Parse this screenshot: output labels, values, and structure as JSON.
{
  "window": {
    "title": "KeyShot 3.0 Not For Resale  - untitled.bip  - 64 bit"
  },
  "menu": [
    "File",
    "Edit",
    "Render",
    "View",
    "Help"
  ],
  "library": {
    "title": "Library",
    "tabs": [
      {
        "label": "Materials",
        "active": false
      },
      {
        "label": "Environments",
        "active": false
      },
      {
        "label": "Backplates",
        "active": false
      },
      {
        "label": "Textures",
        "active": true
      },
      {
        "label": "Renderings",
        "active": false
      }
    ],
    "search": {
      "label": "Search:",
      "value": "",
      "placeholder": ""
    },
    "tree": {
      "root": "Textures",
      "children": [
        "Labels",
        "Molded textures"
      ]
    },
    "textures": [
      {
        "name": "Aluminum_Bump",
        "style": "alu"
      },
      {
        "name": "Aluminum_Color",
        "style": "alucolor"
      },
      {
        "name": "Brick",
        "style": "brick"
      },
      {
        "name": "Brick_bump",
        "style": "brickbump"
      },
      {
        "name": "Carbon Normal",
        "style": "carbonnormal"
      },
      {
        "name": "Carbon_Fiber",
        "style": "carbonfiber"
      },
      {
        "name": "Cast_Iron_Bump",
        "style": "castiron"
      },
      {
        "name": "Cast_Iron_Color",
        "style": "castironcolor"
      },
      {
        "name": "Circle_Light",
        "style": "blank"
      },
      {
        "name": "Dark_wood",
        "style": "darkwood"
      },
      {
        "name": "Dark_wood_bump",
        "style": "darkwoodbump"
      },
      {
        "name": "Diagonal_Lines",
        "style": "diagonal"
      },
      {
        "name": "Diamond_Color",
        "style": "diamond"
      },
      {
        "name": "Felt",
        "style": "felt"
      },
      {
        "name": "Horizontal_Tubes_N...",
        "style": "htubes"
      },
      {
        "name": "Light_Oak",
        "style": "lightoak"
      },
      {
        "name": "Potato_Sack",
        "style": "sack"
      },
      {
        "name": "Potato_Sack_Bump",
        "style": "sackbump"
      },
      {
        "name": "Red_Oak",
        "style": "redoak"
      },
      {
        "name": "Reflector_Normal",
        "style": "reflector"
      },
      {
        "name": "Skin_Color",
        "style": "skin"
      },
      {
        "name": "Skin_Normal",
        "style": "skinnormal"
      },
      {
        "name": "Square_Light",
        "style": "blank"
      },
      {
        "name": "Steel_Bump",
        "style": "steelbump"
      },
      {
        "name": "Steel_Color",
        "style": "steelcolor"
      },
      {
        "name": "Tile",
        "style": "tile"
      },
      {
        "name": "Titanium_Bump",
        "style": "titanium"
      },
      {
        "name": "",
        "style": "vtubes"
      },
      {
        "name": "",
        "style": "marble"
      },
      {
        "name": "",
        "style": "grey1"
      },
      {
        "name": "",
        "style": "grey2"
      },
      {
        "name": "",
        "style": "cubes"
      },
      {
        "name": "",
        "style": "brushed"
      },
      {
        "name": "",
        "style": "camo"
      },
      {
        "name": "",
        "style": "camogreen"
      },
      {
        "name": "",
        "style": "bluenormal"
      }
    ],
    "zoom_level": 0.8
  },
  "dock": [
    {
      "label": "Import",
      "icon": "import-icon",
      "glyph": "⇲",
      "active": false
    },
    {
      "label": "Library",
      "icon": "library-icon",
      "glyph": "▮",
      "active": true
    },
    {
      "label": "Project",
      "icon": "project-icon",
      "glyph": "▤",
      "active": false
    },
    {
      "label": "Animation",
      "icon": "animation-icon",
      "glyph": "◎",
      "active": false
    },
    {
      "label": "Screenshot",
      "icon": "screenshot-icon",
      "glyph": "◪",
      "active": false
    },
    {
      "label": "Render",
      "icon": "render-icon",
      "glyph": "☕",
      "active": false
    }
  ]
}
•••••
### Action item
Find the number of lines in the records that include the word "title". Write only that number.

### Answer
2